***** DATA PROVIDED *****

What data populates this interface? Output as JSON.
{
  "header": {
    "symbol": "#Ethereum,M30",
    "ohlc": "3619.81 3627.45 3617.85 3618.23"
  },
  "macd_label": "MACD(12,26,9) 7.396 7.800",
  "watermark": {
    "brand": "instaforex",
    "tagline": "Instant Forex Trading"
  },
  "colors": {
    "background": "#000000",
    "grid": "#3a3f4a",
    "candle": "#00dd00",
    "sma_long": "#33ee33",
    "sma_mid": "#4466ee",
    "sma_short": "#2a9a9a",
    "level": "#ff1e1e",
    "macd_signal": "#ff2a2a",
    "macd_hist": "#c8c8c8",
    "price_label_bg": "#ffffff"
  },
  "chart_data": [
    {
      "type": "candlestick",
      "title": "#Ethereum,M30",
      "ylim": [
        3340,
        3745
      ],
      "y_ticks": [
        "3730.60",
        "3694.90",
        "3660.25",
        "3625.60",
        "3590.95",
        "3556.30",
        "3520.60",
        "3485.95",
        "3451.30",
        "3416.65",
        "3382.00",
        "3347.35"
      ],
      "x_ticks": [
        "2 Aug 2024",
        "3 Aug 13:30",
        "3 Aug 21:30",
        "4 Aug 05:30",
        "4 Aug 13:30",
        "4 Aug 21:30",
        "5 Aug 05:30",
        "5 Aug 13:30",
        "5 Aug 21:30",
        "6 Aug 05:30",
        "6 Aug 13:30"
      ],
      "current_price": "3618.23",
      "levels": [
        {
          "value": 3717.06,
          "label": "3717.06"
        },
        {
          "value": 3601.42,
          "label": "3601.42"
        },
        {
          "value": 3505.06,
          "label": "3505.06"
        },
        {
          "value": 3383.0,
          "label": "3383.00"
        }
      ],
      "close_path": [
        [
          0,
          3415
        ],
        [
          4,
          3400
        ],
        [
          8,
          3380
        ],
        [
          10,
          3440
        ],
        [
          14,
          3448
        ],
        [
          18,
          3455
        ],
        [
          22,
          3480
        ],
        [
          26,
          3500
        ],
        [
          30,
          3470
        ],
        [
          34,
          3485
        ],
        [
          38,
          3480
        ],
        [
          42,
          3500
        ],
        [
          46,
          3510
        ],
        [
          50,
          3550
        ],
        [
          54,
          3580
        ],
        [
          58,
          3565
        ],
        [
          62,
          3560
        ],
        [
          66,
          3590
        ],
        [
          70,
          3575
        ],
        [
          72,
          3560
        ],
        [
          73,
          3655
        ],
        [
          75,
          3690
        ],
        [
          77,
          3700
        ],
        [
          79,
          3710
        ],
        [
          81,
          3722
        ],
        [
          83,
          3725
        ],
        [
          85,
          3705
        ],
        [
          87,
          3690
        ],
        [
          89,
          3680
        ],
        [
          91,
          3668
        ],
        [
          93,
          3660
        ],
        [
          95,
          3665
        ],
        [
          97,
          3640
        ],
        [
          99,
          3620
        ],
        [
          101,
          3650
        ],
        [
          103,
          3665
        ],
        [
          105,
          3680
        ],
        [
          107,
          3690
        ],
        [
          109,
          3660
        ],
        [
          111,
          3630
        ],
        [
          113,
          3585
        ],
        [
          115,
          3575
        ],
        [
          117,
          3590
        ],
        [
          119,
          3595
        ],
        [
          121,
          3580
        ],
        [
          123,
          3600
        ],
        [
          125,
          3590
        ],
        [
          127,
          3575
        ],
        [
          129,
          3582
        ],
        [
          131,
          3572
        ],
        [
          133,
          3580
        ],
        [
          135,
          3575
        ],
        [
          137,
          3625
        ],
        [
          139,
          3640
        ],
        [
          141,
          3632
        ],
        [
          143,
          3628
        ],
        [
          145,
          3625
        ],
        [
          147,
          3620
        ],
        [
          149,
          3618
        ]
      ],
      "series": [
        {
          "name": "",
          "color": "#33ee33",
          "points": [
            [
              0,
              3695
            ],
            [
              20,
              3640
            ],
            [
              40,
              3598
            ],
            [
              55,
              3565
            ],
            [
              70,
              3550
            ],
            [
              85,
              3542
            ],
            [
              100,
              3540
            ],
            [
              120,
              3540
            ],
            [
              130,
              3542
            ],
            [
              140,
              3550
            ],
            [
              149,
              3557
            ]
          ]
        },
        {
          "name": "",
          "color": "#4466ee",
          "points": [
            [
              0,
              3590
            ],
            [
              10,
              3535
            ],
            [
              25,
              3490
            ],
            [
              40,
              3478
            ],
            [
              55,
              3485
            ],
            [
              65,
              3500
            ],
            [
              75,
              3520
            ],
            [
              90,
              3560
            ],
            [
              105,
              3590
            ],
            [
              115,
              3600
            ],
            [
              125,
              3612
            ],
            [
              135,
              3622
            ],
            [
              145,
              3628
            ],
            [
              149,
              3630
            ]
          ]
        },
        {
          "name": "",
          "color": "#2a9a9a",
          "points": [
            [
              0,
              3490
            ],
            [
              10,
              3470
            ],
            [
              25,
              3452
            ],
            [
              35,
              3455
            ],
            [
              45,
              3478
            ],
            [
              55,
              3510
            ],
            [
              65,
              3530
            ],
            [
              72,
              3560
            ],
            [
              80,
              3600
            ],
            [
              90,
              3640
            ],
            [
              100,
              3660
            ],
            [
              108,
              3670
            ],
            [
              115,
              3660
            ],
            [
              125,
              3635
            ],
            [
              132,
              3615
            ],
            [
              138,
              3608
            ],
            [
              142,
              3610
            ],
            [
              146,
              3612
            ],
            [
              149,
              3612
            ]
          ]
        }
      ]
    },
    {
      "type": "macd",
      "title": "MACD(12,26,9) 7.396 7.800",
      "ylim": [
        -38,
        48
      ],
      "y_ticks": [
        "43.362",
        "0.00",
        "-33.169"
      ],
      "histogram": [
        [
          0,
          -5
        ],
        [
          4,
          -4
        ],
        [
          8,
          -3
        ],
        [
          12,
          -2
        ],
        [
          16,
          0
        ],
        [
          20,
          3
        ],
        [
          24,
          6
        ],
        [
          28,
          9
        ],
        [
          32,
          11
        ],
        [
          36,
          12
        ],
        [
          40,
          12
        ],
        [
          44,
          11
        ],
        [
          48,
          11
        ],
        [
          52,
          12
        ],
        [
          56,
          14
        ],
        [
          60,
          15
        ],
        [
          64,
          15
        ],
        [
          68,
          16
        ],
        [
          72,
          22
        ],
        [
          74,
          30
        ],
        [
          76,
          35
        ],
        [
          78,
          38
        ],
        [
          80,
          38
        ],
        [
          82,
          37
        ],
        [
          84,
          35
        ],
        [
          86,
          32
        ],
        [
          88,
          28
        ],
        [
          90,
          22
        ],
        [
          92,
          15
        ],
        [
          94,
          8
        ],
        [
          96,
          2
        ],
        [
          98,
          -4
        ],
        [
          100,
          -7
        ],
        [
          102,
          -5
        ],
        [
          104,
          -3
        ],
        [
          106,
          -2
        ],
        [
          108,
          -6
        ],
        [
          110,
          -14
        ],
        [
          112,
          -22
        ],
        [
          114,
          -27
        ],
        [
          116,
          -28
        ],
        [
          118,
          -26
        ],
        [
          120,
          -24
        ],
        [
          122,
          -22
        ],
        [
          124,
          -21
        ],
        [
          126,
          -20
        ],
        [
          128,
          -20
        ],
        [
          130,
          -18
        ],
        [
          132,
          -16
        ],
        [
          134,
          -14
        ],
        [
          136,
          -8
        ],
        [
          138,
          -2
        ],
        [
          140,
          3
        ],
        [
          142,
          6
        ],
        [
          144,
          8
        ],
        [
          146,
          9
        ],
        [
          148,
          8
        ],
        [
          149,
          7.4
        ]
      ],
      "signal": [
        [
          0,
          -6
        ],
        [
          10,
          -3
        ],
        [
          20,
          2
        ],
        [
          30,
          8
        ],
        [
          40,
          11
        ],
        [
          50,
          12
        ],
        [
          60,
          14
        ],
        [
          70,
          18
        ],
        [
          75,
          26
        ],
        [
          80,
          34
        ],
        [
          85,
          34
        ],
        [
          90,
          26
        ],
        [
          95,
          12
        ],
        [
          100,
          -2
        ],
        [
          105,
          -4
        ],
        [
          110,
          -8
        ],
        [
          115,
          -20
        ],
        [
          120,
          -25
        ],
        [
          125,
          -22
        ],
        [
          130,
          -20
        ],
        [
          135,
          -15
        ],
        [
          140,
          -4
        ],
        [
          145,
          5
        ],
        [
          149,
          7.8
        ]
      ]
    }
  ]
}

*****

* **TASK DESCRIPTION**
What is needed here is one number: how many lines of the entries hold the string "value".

* **RESULT OF THE EXERCISE**
4